Some notable US cities, such as Detroit or more recently San Francisco, have suffered due to the combined impact of work-from-home, e-commerce, suburbanization, chronic underinvestment in public transport, oversupply of parking, depopulation and a lack of political will power, all overlaid by the inflexibility of their zoning laws.

Finding the balance

It is sensible to have zoning laws; nobody wants to return to an environment where one can build a skyscraper without minimizing the impact on the environment. But zoning laws should be on a spectrum: too stringent laws have a negative impact on cities’ development and their capacity to reinvent themselves, just as too lenient laws lead to a chaotic metropolitan environment.

In addition, just modifying the zoning laws will not solve the problem. Government intervention in transport, infrastructure and housing will also be necessary to create economically viable uses where, at present, the cost is prohibitive for profitable urban regeneration by the private sector.

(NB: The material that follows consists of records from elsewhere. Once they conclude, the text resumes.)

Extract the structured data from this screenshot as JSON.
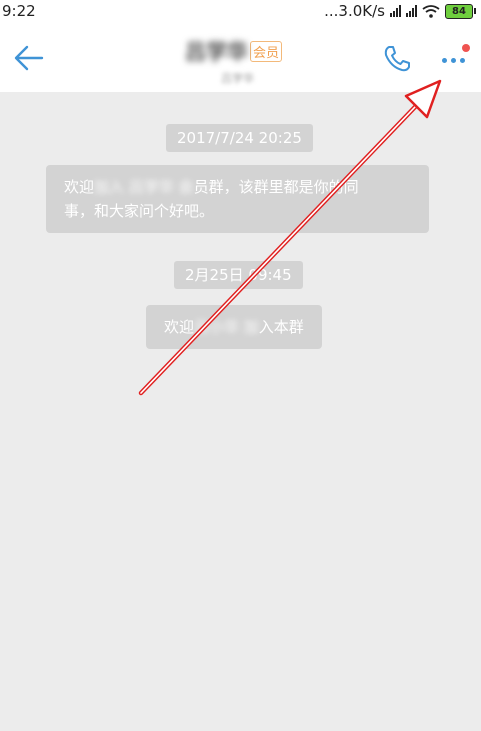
{
  "status_bar": {
    "time": "9:22",
    "net_speed": "...3.0K/s",
    "battery": "84"
  },
  "header": {
    "title": "吕学华",
    "badge": "会员",
    "subtitle": "吕学华"
  },
  "messages": {
    "ts1": "2017/7/24 20:25",
    "msg1": {
      "line1_a": "欢迎",
      "line1_blur": "加入 吕学华 会",
      "line1_b": "员群，该群里都是你的同",
      "line2_a": "事，和大家问个好吧。"
    },
    "ts2": "2月25日 09:45",
    "msg2": {
      "prefix": "欢迎",
      "blur": "吕小华 加",
      "suffix": "入本群"
    }
  },
  "colors": {
    "accent": "#3f93d6",
    "annotation_arrow": "#e02020",
    "notification_dot": "#ef5350"
  }
}
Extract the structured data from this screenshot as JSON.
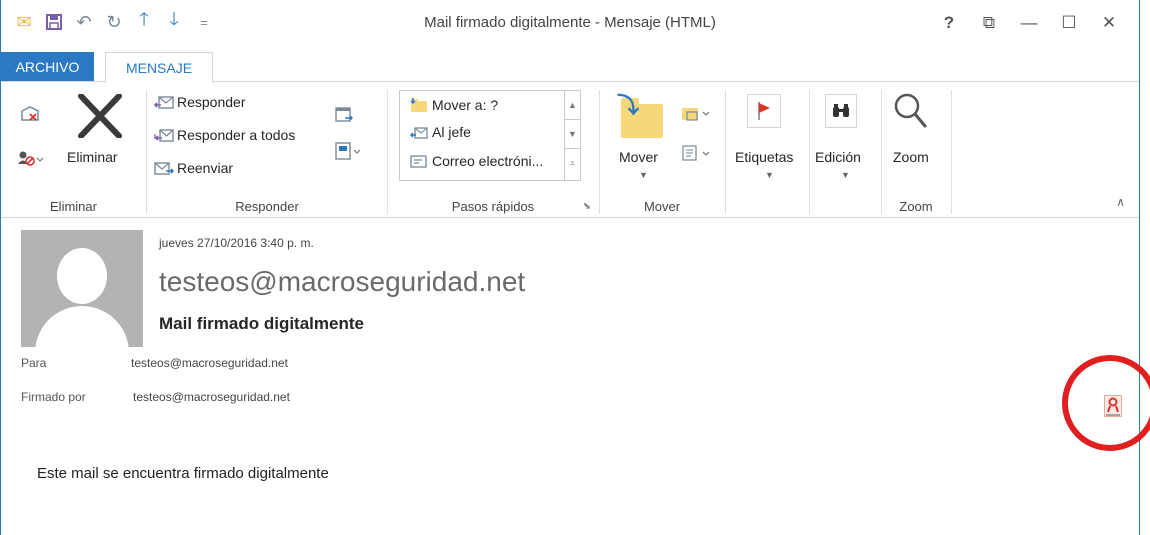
{
  "window": {
    "title": "Mail firmado digitalmente - Mensaje (HTML)",
    "controls": [
      "?",
      "⧉",
      "—",
      "☐",
      "✕"
    ]
  },
  "quick_access": [
    {
      "icon": "envelope-icon",
      "glyph": "✉"
    },
    {
      "icon": "save-icon",
      "glyph": "🖫"
    },
    {
      "icon": "undo-icon",
      "glyph": "↶"
    },
    {
      "icon": "redo-icon",
      "glyph": "↻"
    },
    {
      "icon": "up-arrow-icon",
      "glyph": "↑"
    },
    {
      "icon": "down-arrow-icon",
      "glyph": "↓"
    },
    {
      "icon": "customize-icon",
      "glyph": "="
    }
  ],
  "tabs": {
    "file": "ARCHIVO",
    "message": "MENSAJE"
  },
  "ribbon": {
    "eliminar": {
      "button": "Eliminar",
      "group": "Eliminar"
    },
    "responder": {
      "reply": "Responder",
      "reply_all": "Responder a todos",
      "forward": "Reenviar",
      "group": "Responder"
    },
    "pasos_rapidos": {
      "items": [
        "Mover a: ?",
        "Al jefe",
        "Correo electróni..."
      ],
      "group": "Pasos rápidos"
    },
    "mover": {
      "button": "Mover",
      "group": "Mover"
    },
    "etiquetas": {
      "button": "Etiquetas"
    },
    "edicion": {
      "button": "Edición"
    },
    "zoom": {
      "button": "Zoom",
      "group": "Zoom"
    }
  },
  "message": {
    "date": "jueves 27/10/2016 3:40 p. m.",
    "from": "testeos@macroseguridad.net",
    "subject": "Mail firmado digitalmente",
    "to_label": "Para",
    "to_value": "testeos@macroseguridad.net",
    "signed_label": "Firmado por",
    "signed_value": "testeos@macroseguridad.net",
    "body": "Este mail se encuentra firmado digitalmente"
  },
  "colors": {
    "accent": "#2b79c2",
    "highlight_ring": "#e02020",
    "flag": "#d9342b"
  }
}
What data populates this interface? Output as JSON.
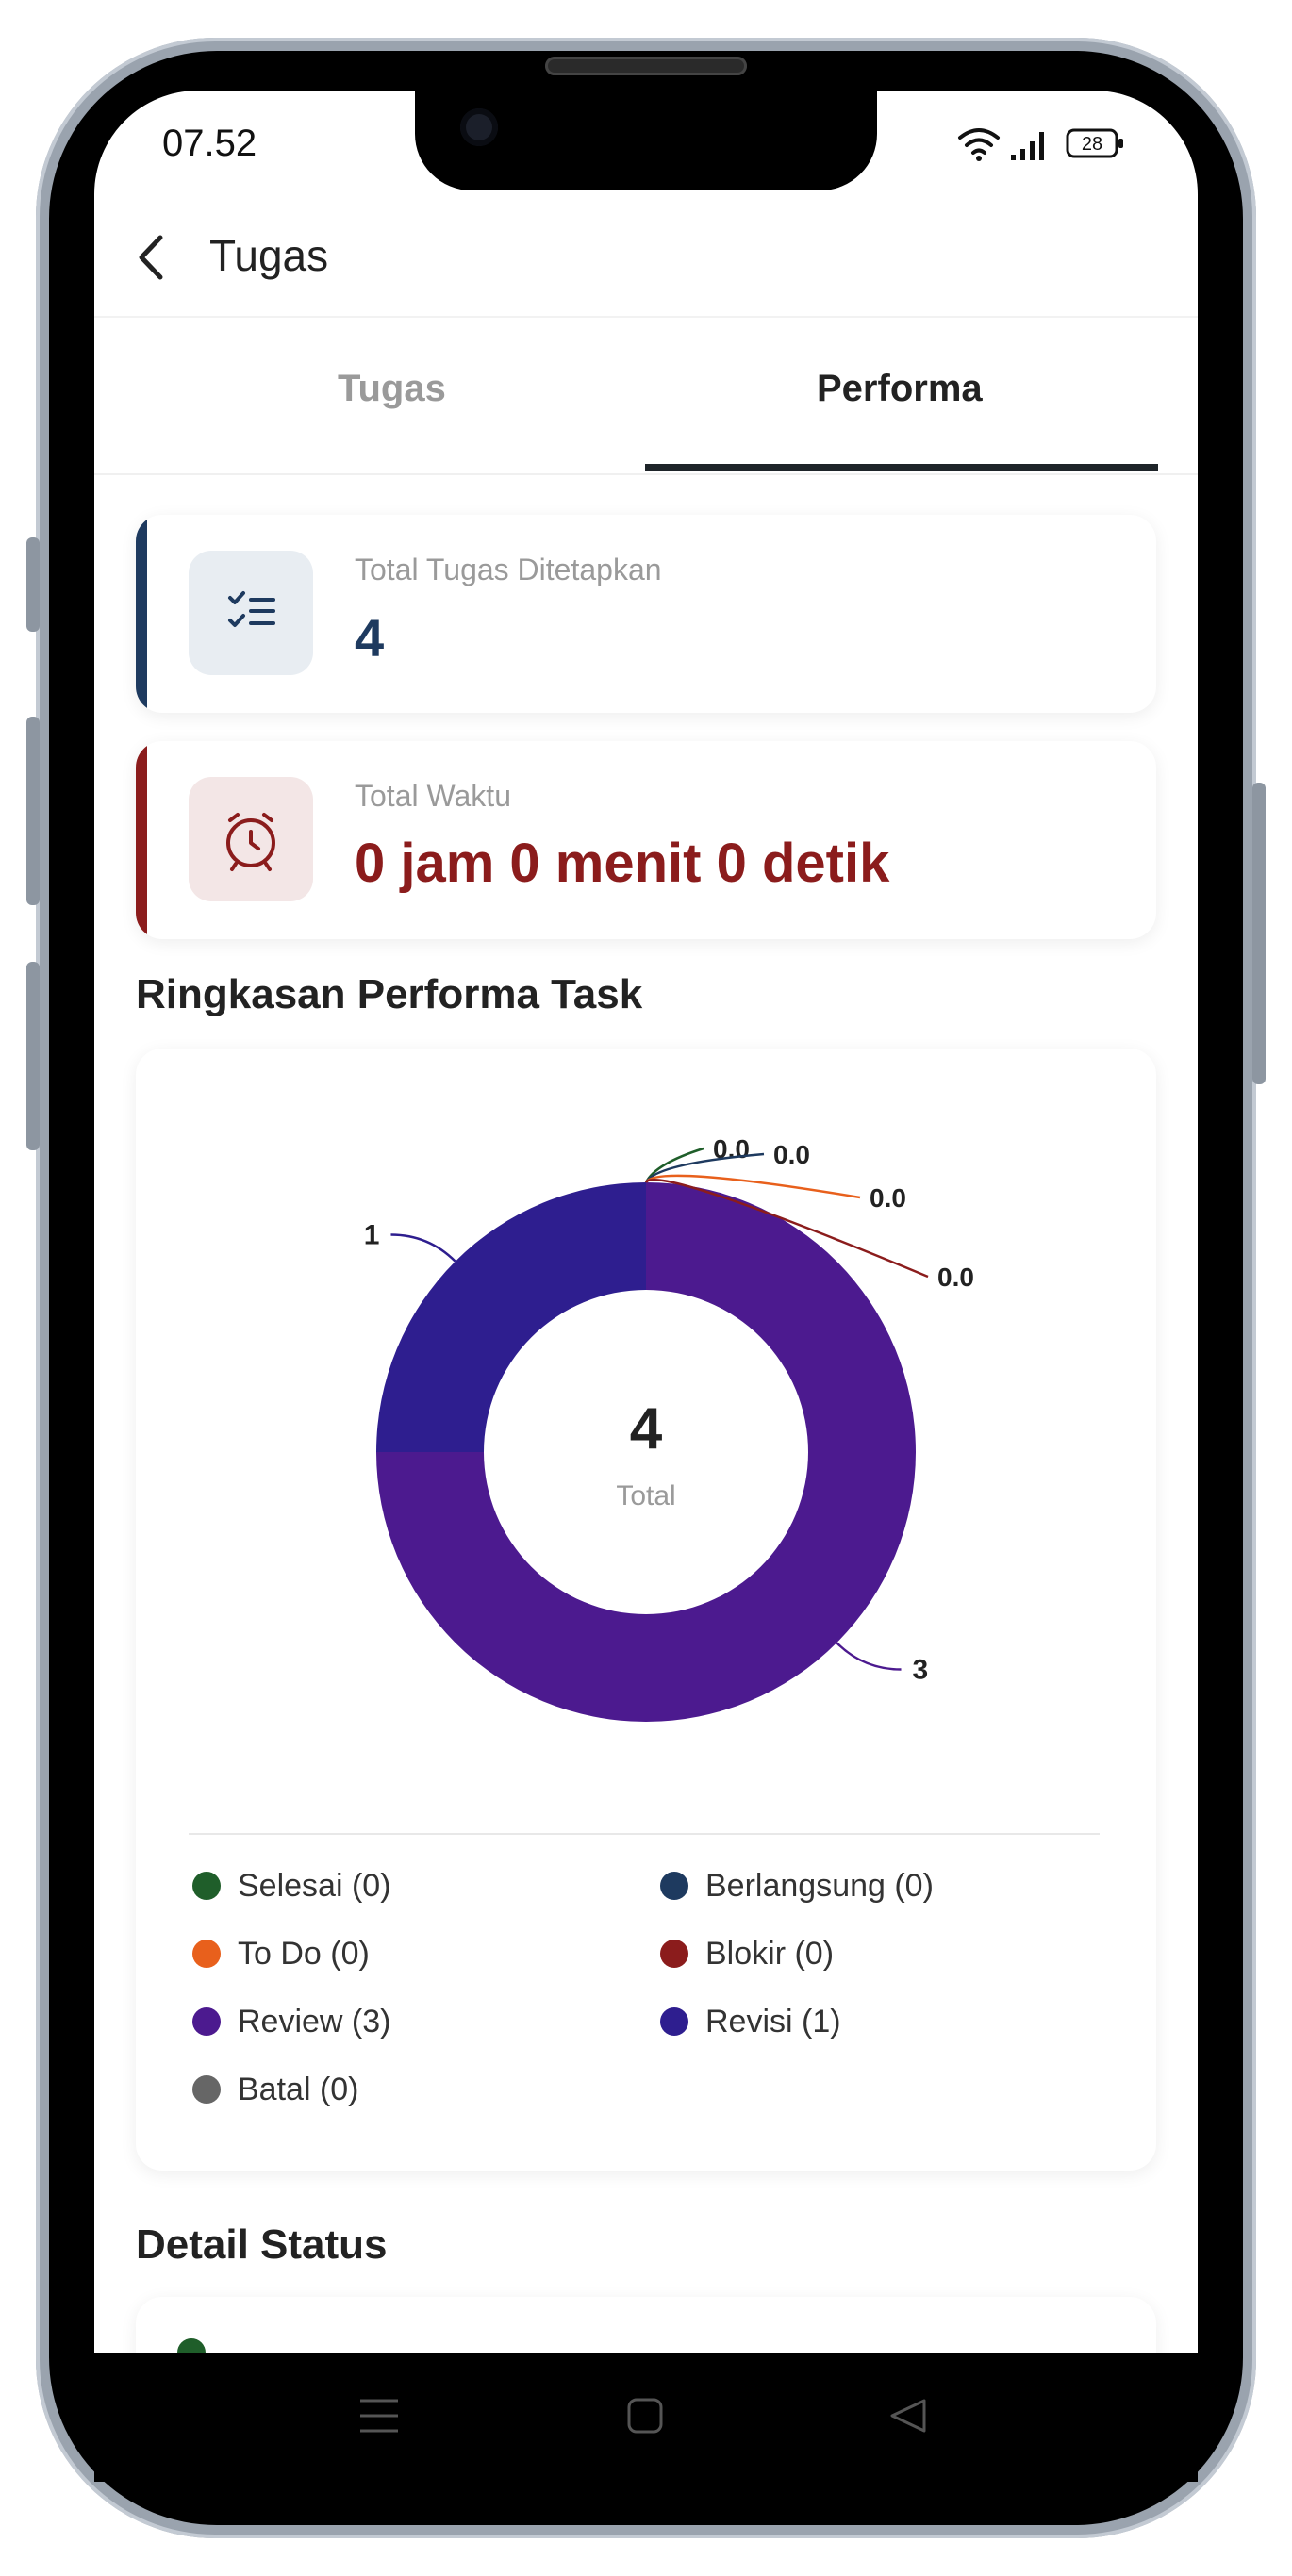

At what point does the zombie center become a political liability that will force the government to act?

Sensible, flexible zoning laws permitting uses that previously would not have been considered suitable for urban centers have to be implemented, and juxtaposed with government intervention to facilitate private sector investment. We need to create the urban center for the next century that no longer exclusively relies on office workers commuting from the suburbs. We need to develop communities that provide homes for all demographics, provide education and, importantly, integrate educational institutions with business.

Radical but viable thinking has to be the way forward. For example, why not convert vacant, technically obsolete office towers into vertical farming, providing fresh produce from farm to fork without the need for carbon-emitting transport?

Converting stables to mews a century ago created enormous value because British cities were allowed to change. As our global economies evolve, cities must be allowed to acclimatize, embracing ESG and technology as the catalyst for change. If we do not embrace radical change, we will be wasting valuable resources in a straitjacket of self-imposed limitations.

Robert Rackind is global head of real estate for Credit Suisse Asset Management.